  2. Allow the dough to rise, covered, for 1 to 2 hours, or until it's puffy and nearly doubled in bulk.

  3. Lightly grease (or line with parchment) a baking sheet.

  4. Gently deflate the dough, and transfer it to a lightly greased work surface. Divide it into three equal pieces, shape each piece into a rough log, cover the pieces, and let them rest for 10 minutes.

  5. Roll each piece of dough into an 18" rope. Place the three pieces of dough side by side on the prepared pan, and braid them, squeezing the ends together, then tucking them neatly underneath.

  6. Cover the braid gently with lightly greased plastic wrap or a proof cover, and allow it to rise for about 1 hour, until it's puffy, but not doubled in bulk.

  7. Preheat the oven to 375°F.

  8. Bake the bread for 20 minutes, tent it with foil and bake for an additional 10 minutes, until it's a deep, golden brown, and an instant-read thermometer inserted into the center registers 190°F.

  9. Remove it from the oven, and after a minute or so carefully transfer it to a rack. Cool the bread to lukewarm before cutting it.

  10. Store the bread, well-wrapped, on the counter for 4 days, or freeze for up to 3 months.

Tips from our Bakers
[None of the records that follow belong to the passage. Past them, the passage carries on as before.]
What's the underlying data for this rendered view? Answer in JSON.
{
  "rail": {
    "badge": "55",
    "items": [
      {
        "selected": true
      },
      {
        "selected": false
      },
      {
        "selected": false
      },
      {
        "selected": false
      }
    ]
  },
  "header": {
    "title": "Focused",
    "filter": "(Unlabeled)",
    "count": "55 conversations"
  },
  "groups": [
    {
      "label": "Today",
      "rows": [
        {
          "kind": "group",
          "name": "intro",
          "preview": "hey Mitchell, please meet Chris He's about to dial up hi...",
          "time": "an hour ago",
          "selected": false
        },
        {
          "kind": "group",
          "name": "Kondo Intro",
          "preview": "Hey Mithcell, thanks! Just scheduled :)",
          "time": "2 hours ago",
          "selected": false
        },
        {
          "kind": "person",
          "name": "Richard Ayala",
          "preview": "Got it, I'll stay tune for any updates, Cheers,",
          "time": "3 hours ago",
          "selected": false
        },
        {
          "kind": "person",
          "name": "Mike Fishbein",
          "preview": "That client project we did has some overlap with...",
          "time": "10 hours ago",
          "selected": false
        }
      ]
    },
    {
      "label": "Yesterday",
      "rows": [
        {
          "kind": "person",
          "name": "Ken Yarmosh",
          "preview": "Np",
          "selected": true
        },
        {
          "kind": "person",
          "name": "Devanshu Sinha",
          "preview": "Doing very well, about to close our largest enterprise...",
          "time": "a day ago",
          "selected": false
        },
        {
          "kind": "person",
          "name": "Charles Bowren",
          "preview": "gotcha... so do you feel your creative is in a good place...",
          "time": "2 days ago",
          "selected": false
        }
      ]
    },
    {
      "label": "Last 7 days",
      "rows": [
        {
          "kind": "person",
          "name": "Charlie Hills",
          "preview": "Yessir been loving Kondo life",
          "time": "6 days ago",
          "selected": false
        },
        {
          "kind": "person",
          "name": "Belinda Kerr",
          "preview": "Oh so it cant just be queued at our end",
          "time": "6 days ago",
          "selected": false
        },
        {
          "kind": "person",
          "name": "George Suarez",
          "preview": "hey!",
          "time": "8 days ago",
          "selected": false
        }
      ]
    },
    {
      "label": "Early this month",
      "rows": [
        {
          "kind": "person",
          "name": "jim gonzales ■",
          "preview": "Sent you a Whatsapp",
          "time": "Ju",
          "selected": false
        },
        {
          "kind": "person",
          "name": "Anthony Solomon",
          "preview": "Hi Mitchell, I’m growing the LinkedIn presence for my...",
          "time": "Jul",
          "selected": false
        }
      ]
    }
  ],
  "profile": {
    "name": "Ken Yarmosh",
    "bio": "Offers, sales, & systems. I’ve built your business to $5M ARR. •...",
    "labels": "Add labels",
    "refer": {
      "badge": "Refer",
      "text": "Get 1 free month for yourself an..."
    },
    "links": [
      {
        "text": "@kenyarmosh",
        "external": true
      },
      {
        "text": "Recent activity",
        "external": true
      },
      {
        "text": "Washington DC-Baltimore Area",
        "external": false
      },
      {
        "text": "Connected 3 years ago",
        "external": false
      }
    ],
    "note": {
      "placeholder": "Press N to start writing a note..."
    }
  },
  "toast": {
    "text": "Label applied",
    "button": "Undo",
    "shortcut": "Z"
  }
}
  • Variation: For sesame seed challah, reserve about 2 teaspoons egg white from the eggs in the dough. Combine it with 2 teaspoons water, and whisk until smooth. Gently brush this mixture on the risen challah just before baking, and sprinkle with sesame seeds.